OLYMPIC NATIONAL PARK — A walk in the park can be pure poetry —and now words on four trails in the forest echo the experience.
Those words, placed on signs along the trails, are by such poets as Emily Brontë, Ogden Nash, Shel Silverstein and Gary Snyder.
The fourth season of Poetry Walks will continue through May 31. Poems have been placed on signs along the Hall of Mosses Trail, the Living Forest Trail, the Madison Creek Falls Trails and the Peabody Creek Trail in Olympic National Park.
With the exception of the Hall of Mosses Trail, access to the trails is free.
Poetry was not placed along the Spruce Railroad Trail this year because of ongoing construction related to the Olympic Discovery Trail expansion.
The effort is a program sponsored by the North Olympic Library System — which oversees public libraries in Port Angels, Sequim, Forks and Clallam Bay — and the national park.

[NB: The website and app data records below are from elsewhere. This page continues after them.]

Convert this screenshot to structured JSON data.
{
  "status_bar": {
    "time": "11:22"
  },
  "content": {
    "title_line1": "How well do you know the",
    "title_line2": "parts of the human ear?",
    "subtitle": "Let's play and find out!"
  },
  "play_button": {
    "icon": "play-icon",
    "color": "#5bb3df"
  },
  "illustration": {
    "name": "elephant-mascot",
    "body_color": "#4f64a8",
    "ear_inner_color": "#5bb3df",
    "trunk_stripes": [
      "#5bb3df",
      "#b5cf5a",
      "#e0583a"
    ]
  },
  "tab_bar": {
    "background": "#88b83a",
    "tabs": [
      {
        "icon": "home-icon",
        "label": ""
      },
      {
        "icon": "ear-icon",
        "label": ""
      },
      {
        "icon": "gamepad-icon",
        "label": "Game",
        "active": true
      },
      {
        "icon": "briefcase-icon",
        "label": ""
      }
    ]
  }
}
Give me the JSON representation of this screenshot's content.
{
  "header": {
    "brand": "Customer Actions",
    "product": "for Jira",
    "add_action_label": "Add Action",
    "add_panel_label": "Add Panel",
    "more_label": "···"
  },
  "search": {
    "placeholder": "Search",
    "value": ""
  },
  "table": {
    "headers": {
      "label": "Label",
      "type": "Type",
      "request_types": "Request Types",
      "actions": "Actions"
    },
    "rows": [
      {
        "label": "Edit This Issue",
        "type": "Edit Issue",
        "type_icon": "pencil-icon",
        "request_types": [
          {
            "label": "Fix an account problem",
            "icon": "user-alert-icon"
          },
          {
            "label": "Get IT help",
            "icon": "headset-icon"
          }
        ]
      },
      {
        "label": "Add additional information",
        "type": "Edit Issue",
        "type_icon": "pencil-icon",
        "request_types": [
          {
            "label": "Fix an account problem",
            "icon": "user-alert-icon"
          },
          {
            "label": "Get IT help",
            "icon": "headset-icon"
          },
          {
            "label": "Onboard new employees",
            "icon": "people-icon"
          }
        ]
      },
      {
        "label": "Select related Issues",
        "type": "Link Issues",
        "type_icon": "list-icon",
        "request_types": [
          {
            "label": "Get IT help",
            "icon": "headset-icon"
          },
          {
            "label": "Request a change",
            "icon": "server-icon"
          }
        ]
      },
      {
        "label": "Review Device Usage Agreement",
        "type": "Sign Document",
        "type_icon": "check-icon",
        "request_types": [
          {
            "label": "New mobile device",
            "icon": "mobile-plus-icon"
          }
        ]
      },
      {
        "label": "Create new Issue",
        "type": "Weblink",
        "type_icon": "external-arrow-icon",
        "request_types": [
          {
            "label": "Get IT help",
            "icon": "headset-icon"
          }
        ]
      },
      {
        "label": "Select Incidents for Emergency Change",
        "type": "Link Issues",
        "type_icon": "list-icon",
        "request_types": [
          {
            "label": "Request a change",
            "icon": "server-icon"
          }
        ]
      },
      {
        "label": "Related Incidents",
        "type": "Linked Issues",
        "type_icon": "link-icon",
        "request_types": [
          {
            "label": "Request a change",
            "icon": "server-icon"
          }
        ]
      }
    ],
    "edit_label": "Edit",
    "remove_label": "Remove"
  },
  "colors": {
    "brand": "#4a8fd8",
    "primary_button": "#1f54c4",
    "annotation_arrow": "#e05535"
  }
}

Signs were installed April 1.
“The library and national park hope the playful combination of nature and art will encourage local residents and visitors to get out and be active, and remind them of two great, local resources that are always available to explore,” said Noah Glaude, assistant library director, in a news release.
Any who are inspired to write a poem or take a photo while on one of the Poetry Walks are encouraged to share it on the library system’s Facebook page or share it with their friends on Twitter with #FindYourPark.
The Living Forest and Peabody Creek trails begin at the Olympic National Park Visitor Center at 3002 Mount Angeles Road in Port Angeles — on the way to Hurricane Ridge. They offer 0.5-mile loops.
In the spring, skunk cabbage, a native plant found along streams and other wet areas of the woods, blooms and provides vibrant color along the trails.
The Madison Creek Falls Trail is located in the Elwha Valley and offers a paved 200-foot walk to the base of the falls.
The Hall of Mosses Trail is a 0.8-mile loop trail that passes through big-leaf maples and Sitka spruces covered in vibrant green and brown mosses. The Hall of Mosses Trail begins near the Hoh Rain Forest Visitor Center, which regular park entrance fees must be paid to access.
The libraries also offer hiking guides, trail maps, wildlife guides and poetry volumes. Explore Olympic! day packs — which are filled with discovery tools for exploring the park, including trail and field guides, binoculars and reading materials for kids — are available at all four libraries.
Thanks to a generous donation by Washington’s National Park Fund, each family that checks out a pack will receive a seven-day entrance pass to Olympic National Park.
The Poetry Walks program is being offered free to the public thanks to the support of the Port Angeles Friends of the Library.
For more information about other upcoming events, visit www.nols.org and select “Events” and “Port Angeles” or call 360-417-8500.